These strategies can be implemented in the upper grade levels as well as the elementary grade levels. The video below demonstrates Chandralekha Singh’s teaching style. She creates an environment for her students to truly understand material and be involved in their own learning. It’s not always about memorization, it is also about understanding and appreciation of concepts.
“Childhood.” Dictionary.cambridge.org. Cambridge UP, n.d. Web. 09 Feb. 2014. <http://dictionary.cambridge.org/us/dictionary/american-english/childhood?q=childhood>.
“Childhood.” Def. 1. Merriam-Webster. Merriam-Webster Incorporated, 2014. Web. 10 Feb. 2014. <http://www.merriam-webster.com/dictionary/childhood>.
DeSteno, David. “Why Trust in Teachers Is Central to a Child’s Academic Success.” The Huffington Post. TheHuffingtonPost.com, 10 Feb. 2014. Web. 10 Feb. 2014. <http://www.huffingtonpost.com/david-desteno/why-trust-early-childhood-education_b_4738206.html>.
Feltz, Vanessa. “No Wonder Children Today Are Depressed.” Daily Express Columnists RSS. Northern and Shell Media Publications, 11 Feb. 2014. Web. 11 Feb. 2014. <http://www.express.co.uk/comment/columnists/vanessa-feltz/459063/No-wonder-children-today-are-depressed>.
Ostroff, Wendy L. “Introduction to Learning, Teaching, and Developmental Science.”Understanding How Young Children Learn: Bringing the Science of Child Development to the Classroom. Alexandria: ASCD, 2012. 1-6. Print.
Ostroff, Wendy L. “Understanding Children’s Motivation.” Understanding How Young Children Learn: Bringing the Science of Child Development to the Classroom. Alexandria: ASCD, 2012. 7-53. Print.
Soh, Tuan Mastura Tuan, and Tamby Subahan Mohd Meerah. “Outdoor Education: An Alternative Approach in Teaching and Learning Science.” Asian Social Science 9.16 (2013): n. pag. Print.
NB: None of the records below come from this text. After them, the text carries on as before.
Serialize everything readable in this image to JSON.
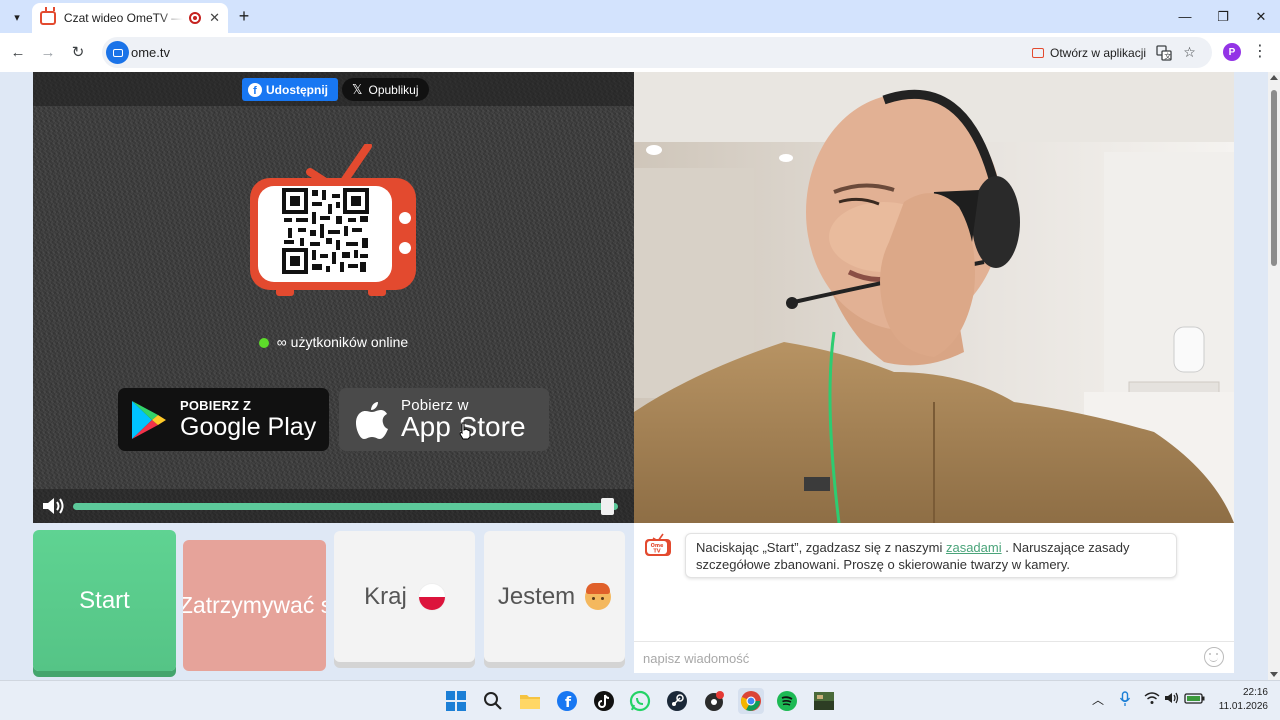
{
  "browser": {
    "tab_title": "Czat wideo OmeTV — alternatywa",
    "url": "ome.tv",
    "open_in_app": "Otwórz w aplikacji",
    "profile_initial": "P"
  },
  "share": {
    "facebook": "Udostępnij",
    "x": "Opublikuj"
  },
  "online": {
    "count": "∞",
    "label": "użytkoników online"
  },
  "stores": {
    "google_small": "POBIERZ Z",
    "google_big": "Google Play",
    "apple_small": "Pobierz w",
    "apple_big": "App Store"
  },
  "volume": {
    "level": 0.98
  },
  "controls": {
    "start": "Start",
    "stop": "Zatrzymywać się",
    "country": "Kraj",
    "gender": "Jestem"
  },
  "chat": {
    "logo_text": "Ome TV",
    "msg_before": "Naciskając „Start”, zgadzasz się z naszymi ",
    "msg_link": "zasadami",
    "msg_after": " . Naruszające zasady szczegółowe zbanowani. Proszę o skierowanie twarzy w kamery.",
    "placeholder": "napisz wiadomość"
  },
  "taskbar": {
    "time": "22:16",
    "date": "11.01.2026"
  },
  "colors": {
    "accent_green": "#55c486",
    "stop_red": "#e6a39a",
    "ometv_orange": "#e34a2f"
  }
}
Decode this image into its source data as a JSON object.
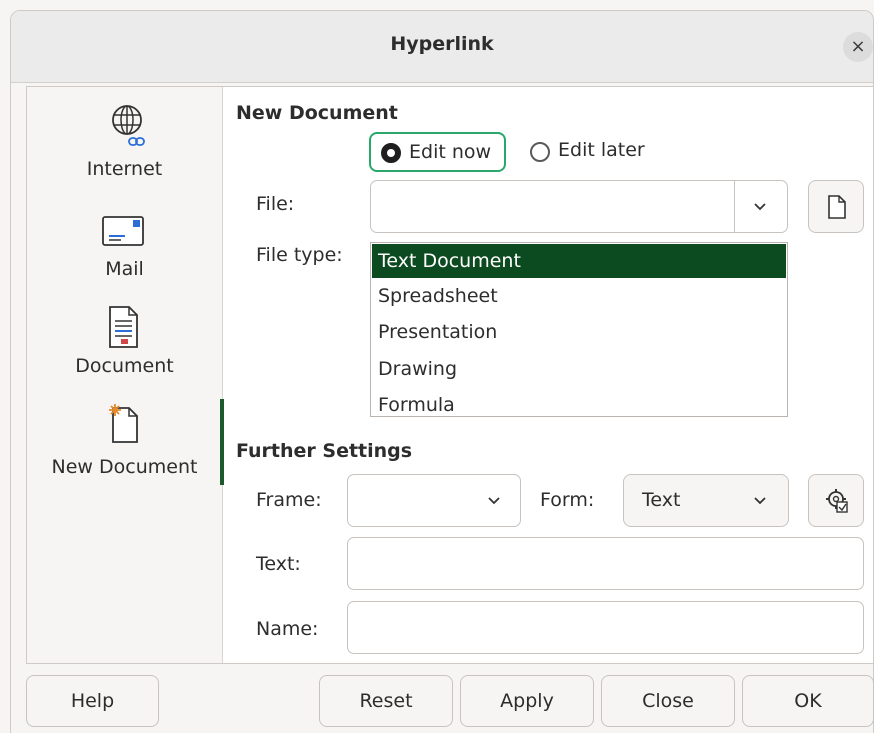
{
  "window": {
    "title": "Hyperlink",
    "close_symbol": "×"
  },
  "sidebar": {
    "items": [
      {
        "label": "Internet",
        "icon": "globe-link-icon"
      },
      {
        "label": "Mail",
        "icon": "envelope-icon"
      },
      {
        "label": "Document",
        "icon": "document-icon"
      },
      {
        "label": "New Document",
        "icon": "new-document-icon",
        "active": true
      }
    ]
  },
  "new_document": {
    "heading": "New Document",
    "edit_now_label": "Edit now",
    "edit_later_label": "Edit later",
    "selected_mode": "Edit now",
    "file_label": "File:",
    "file_value": "",
    "file_type_label": "File type:",
    "file_types": [
      "Text Document",
      "Spreadsheet",
      "Presentation",
      "Drawing",
      "Formula"
    ],
    "selected_file_type": "Text Document"
  },
  "further_settings": {
    "heading": "Further Settings",
    "frame_label": "Frame:",
    "frame_value": "",
    "form_label": "Form:",
    "form_value": "Text",
    "text_label": "Text:",
    "text_value": "",
    "name_label": "Name:",
    "name_value": ""
  },
  "buttons": {
    "help": "Help",
    "reset": "Reset",
    "apply": "Apply",
    "close": "Close",
    "ok": "OK"
  },
  "colors": {
    "selection": "#0c4a20",
    "focus_ring": "#2aa86b",
    "active_tab_bar": "#1c5a2d"
  }
}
Watterson, Bill. “Calvin and Hobbes.” Comic strip. GoComics. Universal UClick, 30 Jan. 2014. Web. 10 Feb. 2014. <http://www.gocomics.com/calvinandhobbes/2014/01/30#.Uvm-XPldWSo>.